- 42 Mile Crossing: provides a pleasant 20-minute walk going to the dunes. An accessible walking trail with a beautiful view of Coorong and the soothing sound of ocean waves. The accessibility of this site is limited due to protection of the breeding site of hooded plover.
What Is The Best Time To Visit Coorong National Park?
December to January, when then the lakes are filled with migratory birds from out of the country. But then, all year round, you can spot different species of birds in the National Park. Binoculars and patience are highly suggested when birdwatching.
What Do Other Tourists Say About Coorong National Park?
“I wish I had a long time to explore the Coorong. What an incredible place and I am so glad it is protected as a national park it is a habitat for a lot of wildlife if you are a bird watcher, this place is a must-visit. I was excited to explore the Murray Mouth and the vegetation. The place looks unspoiled and healthy. I can only hope that this place stays the same. Will be back.” –Vicki J (TripAdvisor)
Can You Swim In The Coorong?
Yes, you can swim in the Coorong. Swimming conditions in Coorong are safe.

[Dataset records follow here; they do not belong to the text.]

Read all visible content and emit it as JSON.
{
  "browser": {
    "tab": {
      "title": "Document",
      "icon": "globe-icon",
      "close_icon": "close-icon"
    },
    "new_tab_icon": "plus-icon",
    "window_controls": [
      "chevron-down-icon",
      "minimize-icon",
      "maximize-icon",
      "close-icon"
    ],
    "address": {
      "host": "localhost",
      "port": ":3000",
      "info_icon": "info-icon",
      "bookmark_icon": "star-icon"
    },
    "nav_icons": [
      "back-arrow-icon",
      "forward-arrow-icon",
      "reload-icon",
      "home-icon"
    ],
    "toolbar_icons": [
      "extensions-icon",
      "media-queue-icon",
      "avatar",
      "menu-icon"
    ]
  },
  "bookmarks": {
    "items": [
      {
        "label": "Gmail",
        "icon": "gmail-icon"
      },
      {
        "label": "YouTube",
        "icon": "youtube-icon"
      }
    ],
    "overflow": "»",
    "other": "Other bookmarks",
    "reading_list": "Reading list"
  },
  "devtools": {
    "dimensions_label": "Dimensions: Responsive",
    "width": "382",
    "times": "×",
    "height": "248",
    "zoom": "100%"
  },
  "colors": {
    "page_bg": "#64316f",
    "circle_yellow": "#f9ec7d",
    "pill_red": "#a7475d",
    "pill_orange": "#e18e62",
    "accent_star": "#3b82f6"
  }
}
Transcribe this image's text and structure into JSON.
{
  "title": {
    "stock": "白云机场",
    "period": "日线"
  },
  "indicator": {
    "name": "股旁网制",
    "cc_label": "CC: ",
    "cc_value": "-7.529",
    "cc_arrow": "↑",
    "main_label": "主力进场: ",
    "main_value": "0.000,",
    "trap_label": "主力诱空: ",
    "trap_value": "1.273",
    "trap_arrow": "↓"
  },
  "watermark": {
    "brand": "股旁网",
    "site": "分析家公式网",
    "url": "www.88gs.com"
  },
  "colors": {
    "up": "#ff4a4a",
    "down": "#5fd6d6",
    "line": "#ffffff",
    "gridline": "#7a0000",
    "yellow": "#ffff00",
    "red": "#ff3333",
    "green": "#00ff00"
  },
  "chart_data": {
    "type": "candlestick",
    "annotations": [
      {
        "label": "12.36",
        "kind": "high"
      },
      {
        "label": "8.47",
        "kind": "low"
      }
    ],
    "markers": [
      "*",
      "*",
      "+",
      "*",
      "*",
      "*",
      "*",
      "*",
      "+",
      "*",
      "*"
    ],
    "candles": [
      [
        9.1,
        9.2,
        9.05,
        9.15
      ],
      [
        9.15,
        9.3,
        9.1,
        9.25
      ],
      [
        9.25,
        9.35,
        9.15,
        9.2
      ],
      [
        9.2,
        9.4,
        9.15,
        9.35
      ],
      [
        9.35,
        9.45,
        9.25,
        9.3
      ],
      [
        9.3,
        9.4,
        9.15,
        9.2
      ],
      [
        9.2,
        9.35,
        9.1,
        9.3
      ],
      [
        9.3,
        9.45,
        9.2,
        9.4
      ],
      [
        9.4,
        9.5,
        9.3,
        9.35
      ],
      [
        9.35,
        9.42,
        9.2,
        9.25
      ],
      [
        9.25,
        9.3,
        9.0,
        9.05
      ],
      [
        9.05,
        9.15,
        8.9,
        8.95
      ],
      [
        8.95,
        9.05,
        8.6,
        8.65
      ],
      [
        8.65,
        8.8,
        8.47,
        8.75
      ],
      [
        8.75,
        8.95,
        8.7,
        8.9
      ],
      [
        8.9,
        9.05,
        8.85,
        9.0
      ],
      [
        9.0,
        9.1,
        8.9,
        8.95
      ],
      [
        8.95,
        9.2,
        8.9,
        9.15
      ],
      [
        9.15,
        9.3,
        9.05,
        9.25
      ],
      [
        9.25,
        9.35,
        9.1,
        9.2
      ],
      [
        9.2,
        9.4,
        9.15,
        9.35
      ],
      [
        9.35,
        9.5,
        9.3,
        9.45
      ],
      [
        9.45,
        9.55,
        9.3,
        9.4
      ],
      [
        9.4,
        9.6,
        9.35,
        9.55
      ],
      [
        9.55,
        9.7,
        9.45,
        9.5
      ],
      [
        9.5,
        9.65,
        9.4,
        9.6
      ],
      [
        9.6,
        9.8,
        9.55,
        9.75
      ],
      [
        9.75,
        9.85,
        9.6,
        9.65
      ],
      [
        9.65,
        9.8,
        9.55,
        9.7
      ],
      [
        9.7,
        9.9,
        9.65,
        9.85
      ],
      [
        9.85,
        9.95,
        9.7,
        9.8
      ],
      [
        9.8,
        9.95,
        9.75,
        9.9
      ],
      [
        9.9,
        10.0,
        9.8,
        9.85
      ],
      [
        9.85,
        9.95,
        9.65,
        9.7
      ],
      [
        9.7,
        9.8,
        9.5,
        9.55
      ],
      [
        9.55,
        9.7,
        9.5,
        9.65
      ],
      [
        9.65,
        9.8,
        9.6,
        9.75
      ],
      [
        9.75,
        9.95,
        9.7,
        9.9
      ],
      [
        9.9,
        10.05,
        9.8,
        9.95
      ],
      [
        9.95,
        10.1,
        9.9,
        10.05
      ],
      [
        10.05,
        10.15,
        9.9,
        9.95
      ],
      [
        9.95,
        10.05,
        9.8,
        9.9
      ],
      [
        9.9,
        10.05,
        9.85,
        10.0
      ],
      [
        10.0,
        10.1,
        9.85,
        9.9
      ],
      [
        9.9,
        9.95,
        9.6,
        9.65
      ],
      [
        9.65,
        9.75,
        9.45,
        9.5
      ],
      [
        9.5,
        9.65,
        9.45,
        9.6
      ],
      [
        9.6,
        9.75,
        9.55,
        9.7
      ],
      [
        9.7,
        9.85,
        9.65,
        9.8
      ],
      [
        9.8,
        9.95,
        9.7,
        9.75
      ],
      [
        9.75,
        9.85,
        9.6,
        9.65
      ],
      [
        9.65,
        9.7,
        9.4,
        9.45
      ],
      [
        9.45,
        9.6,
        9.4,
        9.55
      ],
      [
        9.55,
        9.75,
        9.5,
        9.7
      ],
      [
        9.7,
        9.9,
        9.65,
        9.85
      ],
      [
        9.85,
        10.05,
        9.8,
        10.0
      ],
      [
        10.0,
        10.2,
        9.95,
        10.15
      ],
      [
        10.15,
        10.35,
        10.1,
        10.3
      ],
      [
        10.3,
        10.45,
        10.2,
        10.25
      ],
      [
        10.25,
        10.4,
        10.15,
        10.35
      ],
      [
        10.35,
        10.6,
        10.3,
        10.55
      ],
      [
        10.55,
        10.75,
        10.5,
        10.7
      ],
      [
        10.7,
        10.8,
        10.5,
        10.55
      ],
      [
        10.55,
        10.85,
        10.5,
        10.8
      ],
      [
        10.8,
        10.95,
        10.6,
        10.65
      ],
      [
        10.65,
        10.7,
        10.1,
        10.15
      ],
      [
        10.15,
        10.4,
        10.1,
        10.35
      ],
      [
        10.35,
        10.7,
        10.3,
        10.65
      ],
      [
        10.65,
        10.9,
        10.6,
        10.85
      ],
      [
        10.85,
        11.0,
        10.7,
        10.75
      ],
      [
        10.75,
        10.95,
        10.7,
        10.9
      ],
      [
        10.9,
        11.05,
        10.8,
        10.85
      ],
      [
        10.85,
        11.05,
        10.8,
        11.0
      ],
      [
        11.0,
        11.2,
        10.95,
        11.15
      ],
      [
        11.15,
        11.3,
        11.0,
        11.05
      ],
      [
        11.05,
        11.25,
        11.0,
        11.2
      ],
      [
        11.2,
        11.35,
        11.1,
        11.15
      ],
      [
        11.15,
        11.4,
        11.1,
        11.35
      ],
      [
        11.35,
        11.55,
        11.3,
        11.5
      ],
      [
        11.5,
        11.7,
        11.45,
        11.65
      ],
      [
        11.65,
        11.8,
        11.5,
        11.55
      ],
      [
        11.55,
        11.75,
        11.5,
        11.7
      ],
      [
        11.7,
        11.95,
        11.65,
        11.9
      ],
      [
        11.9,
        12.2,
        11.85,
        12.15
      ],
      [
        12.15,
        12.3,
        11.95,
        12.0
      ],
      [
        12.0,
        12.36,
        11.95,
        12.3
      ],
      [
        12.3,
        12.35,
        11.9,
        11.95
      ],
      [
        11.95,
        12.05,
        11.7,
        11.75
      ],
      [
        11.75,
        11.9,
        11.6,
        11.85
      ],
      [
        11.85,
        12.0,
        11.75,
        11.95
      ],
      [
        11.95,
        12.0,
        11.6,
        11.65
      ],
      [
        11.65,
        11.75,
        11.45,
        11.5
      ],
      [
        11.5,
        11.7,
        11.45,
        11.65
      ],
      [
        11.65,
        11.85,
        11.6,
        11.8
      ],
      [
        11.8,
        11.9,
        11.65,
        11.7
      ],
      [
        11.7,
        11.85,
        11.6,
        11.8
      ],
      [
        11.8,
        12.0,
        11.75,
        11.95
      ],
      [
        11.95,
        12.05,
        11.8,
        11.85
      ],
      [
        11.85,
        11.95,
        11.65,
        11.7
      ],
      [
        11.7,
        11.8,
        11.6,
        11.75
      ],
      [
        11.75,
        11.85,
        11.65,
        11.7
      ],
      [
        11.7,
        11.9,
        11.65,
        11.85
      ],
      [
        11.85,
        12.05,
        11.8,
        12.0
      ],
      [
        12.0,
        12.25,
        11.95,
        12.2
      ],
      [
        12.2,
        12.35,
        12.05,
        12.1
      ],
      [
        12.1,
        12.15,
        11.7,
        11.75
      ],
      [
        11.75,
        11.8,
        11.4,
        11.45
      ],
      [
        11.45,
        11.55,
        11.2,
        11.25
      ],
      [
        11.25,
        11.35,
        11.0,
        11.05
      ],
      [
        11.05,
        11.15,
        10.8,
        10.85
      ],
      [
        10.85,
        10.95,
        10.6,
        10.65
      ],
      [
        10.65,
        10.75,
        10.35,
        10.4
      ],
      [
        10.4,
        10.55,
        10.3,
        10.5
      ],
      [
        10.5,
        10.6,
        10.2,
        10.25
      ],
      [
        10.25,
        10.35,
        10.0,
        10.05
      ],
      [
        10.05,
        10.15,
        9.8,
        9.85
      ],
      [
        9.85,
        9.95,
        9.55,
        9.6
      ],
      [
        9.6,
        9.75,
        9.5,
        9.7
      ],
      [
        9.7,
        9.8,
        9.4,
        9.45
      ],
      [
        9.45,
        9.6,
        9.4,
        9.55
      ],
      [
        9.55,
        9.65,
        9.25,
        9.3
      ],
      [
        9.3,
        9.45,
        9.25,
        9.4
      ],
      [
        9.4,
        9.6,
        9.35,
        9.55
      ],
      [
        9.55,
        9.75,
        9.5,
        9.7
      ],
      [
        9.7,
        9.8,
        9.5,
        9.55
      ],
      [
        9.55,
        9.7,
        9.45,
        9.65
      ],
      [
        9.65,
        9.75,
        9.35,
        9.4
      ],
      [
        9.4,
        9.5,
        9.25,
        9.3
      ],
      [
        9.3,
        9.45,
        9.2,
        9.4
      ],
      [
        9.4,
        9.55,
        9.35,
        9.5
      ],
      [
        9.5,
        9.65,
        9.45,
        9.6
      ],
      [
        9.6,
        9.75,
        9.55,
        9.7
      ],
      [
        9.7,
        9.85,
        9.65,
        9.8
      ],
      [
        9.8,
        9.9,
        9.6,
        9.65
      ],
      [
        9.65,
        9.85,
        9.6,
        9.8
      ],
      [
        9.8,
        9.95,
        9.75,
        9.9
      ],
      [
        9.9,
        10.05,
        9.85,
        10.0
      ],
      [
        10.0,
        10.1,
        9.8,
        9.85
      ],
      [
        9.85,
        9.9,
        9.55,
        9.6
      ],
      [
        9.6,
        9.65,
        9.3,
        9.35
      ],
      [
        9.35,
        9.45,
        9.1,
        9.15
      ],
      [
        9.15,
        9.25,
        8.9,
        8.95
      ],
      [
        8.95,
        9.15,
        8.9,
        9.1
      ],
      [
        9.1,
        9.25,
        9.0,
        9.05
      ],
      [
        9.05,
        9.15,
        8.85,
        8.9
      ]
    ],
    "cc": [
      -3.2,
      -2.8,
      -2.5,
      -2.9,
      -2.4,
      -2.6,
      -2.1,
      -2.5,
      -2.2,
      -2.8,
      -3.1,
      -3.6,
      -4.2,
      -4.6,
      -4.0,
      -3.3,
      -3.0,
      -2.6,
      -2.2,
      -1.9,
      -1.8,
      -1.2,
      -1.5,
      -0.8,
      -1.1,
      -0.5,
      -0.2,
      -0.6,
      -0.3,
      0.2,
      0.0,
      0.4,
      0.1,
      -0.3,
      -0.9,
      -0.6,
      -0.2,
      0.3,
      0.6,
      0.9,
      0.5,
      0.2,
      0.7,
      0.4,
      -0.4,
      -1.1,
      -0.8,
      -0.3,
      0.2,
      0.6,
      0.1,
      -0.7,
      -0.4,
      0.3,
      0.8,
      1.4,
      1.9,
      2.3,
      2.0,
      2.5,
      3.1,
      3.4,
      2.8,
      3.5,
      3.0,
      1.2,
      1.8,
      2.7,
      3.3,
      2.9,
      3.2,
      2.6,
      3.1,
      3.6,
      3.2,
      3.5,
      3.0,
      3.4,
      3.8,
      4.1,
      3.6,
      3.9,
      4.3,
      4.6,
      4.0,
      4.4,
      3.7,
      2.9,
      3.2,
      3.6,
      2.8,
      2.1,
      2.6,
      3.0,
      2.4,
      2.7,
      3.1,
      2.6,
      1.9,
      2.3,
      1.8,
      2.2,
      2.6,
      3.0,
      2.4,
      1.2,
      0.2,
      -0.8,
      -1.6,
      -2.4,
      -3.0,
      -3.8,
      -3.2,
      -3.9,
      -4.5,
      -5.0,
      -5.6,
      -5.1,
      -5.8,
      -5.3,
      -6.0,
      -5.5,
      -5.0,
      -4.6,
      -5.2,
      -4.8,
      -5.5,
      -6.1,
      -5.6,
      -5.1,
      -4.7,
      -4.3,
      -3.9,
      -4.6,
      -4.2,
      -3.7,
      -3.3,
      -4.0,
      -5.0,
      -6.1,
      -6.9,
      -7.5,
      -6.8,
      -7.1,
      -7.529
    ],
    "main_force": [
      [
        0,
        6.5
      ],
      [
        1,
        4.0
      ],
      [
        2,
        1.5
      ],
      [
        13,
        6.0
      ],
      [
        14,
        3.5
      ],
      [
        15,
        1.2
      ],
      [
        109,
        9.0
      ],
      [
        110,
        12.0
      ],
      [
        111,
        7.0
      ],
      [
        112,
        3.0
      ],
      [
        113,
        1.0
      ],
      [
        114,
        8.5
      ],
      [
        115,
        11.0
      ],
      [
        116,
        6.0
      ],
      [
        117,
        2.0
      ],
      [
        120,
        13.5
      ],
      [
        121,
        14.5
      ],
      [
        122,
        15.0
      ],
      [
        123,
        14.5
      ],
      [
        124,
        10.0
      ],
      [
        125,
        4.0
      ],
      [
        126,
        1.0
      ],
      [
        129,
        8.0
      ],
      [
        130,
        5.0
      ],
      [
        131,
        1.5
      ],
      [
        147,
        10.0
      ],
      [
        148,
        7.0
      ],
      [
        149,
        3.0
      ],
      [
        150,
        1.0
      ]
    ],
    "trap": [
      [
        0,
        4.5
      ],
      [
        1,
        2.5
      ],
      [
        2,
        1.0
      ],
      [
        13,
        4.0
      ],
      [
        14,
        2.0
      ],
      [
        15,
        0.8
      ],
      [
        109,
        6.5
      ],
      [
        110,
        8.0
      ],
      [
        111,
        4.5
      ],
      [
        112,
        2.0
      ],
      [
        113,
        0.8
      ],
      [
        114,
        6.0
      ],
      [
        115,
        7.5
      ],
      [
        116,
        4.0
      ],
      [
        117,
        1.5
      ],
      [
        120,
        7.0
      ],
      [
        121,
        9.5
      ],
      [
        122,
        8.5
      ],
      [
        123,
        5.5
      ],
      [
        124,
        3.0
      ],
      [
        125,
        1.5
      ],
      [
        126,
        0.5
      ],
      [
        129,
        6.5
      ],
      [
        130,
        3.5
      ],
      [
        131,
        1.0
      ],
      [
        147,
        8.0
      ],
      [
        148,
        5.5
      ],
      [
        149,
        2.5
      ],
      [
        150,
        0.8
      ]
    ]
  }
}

However, taking a swim is entirely at your own risk, and the authorities do not recommend swimming in the ocean.
What Can You Do At The Coorong?
There are a lot of activities that you can do in Coorong, these are:
- Canoe the Coorong.
- Coorong Bird watching and Coorong Birdwatcher’s Trail.
- Walking Trails.
- Local Drives.
Why Is Coorong Important?
Coorong National Park is a protected area and a national treasure much like lakes Albert and Alexandrina. It is well known under the Ramsar Convention as a wetland of international importance. The area’s wetlands provide habitat for local species as well as migratory wading birds.
What Does Coorong Mean?
The word Coorong is derived from an aboriginal word karangk meaning “narrow neck”. For over 6000 years, the traditional Ngarrindjeri people are the custodians of Coorong. They preserved Coorong very well and taught their children the traits, history, and their ways of living. Right now, Coorong is a Protected Area in Southern Australia.
Where Does The Coorong Start?
The Coorong starts at the salt creek, a 27-kilometre trail which typically takes two days to trek. It heads to the central portion of the Coorong Lagoon until it reaches 42 Mile Crossing where it links to the beach which goes down the ocean side of Younghusband Peninsula
Can You Drive From Goolwa To Narrung?
Yes, you can drive from Goolwa To Narrung. But it would be quite far. There are 15.57 miles from Goolwa to Narrung in south-east direction. Ninety miles (144.84 kilometres) via car and ferryboat, following the Loveday Bay Road route. Goolwa and Narrung are 2 hours 48 mins far away from each other if you drive non-stop for about 2 hours and 45 mins and ride the ferry for 2 minutes.
When Was Coorong Discovered?
Coorong was discovered by two men, Strangways and Hutchinson in 1837. They found the narrow lake behind the dunes. A year after in 1838, a man named Captain Gill, having been exhausted near the gateway of Murray River and rowed until he reached Coorong. Today, Coorong is one of the most famous go to park in the Southern part of Australia.